If you can get me Neptunia it will be worth more than diamonds.6 We shall all be delighted to see you to luncheon on Thursday, or any day7

Yours affect | C. Darwin

(1) E. Goniocalyx

(2) The rather tall plant in small pot with both horizontal & vertical leaves, unnamed.

(3) E. obliqua or E. eudesmioides.

(4) E. Cordata

(5) Any species with vertical leaves whilst young & with no apparent bloom, like that from Mr W Saunders8

(6) Any species with vertical leaves & with good bloom: (perhaps there is not such a one) whilst young.

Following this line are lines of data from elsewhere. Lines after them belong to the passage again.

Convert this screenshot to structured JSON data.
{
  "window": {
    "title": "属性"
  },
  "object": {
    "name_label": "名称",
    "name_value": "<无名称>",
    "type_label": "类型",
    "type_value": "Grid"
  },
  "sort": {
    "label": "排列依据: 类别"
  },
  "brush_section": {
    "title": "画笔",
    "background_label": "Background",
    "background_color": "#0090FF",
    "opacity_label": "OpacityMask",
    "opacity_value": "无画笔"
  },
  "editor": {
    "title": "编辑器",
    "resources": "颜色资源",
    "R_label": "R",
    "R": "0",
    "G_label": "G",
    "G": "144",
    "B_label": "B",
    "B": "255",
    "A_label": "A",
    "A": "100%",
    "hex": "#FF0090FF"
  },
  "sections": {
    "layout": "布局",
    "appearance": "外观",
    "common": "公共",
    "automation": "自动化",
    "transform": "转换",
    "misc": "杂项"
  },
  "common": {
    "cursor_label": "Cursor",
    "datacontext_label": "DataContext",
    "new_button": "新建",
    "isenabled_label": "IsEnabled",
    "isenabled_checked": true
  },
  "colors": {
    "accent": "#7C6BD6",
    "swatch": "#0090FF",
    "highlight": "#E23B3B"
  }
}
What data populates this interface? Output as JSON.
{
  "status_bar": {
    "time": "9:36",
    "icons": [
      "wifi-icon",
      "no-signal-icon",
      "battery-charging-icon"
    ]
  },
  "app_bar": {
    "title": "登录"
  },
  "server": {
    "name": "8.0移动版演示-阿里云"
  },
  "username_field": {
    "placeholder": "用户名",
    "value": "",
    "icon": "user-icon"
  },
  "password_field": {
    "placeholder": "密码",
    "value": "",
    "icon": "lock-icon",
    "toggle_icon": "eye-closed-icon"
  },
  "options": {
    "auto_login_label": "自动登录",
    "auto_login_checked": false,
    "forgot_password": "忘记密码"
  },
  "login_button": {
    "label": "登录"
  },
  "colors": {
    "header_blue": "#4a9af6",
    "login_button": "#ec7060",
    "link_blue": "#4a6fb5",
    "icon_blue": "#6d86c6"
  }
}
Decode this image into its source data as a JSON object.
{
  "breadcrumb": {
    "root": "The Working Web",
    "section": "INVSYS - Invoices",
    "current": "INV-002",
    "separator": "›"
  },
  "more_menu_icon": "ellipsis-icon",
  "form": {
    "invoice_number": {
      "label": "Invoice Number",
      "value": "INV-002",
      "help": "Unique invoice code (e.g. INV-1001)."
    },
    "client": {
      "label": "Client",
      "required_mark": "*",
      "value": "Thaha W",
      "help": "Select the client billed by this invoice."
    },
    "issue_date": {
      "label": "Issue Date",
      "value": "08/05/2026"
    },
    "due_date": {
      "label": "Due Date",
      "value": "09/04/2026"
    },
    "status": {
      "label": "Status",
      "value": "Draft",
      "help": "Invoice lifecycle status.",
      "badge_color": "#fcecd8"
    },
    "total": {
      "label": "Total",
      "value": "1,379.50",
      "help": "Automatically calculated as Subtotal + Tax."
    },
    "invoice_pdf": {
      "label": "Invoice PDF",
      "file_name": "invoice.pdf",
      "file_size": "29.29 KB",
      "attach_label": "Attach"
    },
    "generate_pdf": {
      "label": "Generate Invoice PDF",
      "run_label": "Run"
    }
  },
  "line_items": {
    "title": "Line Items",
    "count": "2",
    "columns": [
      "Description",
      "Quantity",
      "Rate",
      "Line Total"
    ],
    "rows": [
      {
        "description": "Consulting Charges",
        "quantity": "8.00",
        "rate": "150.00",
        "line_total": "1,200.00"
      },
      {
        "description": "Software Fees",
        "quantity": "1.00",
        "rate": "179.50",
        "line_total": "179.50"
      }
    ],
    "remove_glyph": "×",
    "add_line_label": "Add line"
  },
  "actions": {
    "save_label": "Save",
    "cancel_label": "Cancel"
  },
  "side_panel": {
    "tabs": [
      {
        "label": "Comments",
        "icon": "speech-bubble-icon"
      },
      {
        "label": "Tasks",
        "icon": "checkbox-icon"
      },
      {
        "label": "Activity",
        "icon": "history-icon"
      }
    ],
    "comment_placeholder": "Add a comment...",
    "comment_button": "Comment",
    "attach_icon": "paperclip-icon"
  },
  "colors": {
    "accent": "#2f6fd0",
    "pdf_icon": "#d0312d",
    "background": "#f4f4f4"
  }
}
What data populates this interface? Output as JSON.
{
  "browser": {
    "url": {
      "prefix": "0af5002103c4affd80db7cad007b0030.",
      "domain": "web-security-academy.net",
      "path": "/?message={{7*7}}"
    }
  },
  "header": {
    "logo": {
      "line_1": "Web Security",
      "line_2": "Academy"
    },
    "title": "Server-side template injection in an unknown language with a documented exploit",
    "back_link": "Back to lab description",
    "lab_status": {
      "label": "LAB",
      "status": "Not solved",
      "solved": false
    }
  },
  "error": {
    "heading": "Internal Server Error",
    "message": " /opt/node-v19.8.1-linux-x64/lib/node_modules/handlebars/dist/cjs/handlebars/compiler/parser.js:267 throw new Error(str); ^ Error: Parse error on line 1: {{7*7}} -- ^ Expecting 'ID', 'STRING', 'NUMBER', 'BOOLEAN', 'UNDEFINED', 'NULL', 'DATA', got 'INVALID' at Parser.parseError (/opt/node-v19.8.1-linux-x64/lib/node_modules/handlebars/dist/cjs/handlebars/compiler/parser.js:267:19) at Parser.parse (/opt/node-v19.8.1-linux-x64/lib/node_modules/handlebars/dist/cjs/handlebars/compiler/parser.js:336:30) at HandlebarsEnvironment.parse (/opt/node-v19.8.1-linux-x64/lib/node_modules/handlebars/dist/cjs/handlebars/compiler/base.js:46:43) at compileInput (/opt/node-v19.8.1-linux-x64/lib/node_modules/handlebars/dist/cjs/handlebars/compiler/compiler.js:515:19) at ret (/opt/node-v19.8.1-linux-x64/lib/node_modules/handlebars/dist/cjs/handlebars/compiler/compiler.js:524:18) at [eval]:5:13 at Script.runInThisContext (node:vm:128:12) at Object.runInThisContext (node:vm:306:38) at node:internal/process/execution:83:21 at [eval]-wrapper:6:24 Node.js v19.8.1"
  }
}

(7) As I have young plant of E. globulus, will you gather me a twig with vertical leaves from old plant of E. globulus—& stick it in the damp soil of one of pots.9

(8) Any Acacia with vertical false-leaves (such as A. cultriformis) & good bloom.10

Dried leaves of glabrous Littoral British plants

Strike the hardy Desmodium.

Good Heavens how unreasonable I am!! | C. D.


The date is established by the relationship between this letter and the letter to J. D. Hooker, 6 November 1873, and by the dates of CD’s stay in London (see n. 5, below).
CD had visited Hooker at the Royal Botanic Gardens, Kew (see letter to J. D. Hooker, 6 November 1873).
For the original list of species, see the enclosure to the letter from J. D. Hooker, [1 November 1873].
CD had planned to observe Mimosa albida at Kew (see letter to J. D. Hooker, 6 November 1873).
CD was staying with his daughter Henrietta Emma Litchfield and her husband, Richard Buckley Litchfield, from 8 to 18 November (see ‘Journal’ (Appendix II)).
CD described Neptunia oleracea (water mimosa) in Movement in plants.
No visit from Hooker is recorded in Emma Darwin’s diary (DAR 242).
William Wilson Saunders.
Eucalyptus goniocalyx is the long-leaved box; E. obliqua is the Australian oak or messmate stringybark; E. eudesmoides is mallalie; E. cordata is the heart-leaved silver gum; and E. globulus is the Tasmanian blue gum. None of these species is mentioned in Movement in plants.
Acacia cultriformis is the knife-leaf wattle. In some species of Acacia, the leaflets are suppressed and the leaf-stalks are vertically flattened (phyllodes). CD described the movement of young phyllodes in A. retinoides in Movement in plants, p. 236.


Movement in plants: The power of movement in plants. By Charles Darwin. Assisted by Francis Darwin. London: John Murray. 1880.


Returned from visit.

Thinks several species of Eucalyptus would be worth experimenting on. Sends list.Mimosa albida would be worth its weight in diamonds. Neptunia worth more than diamonds.

Letter details

Letter no.
Charles Robert Darwin
Joseph Dalton Hooker
Sent from
London, Bryanston St, 2
Source of text
DAR 95: 304–5
Physical description

Please cite as

Darwin Correspondence Project, “Letter no. 9146,” accessed on 20 January 2022,

Also published in The Correspondence of Charles Darwin, vol. 21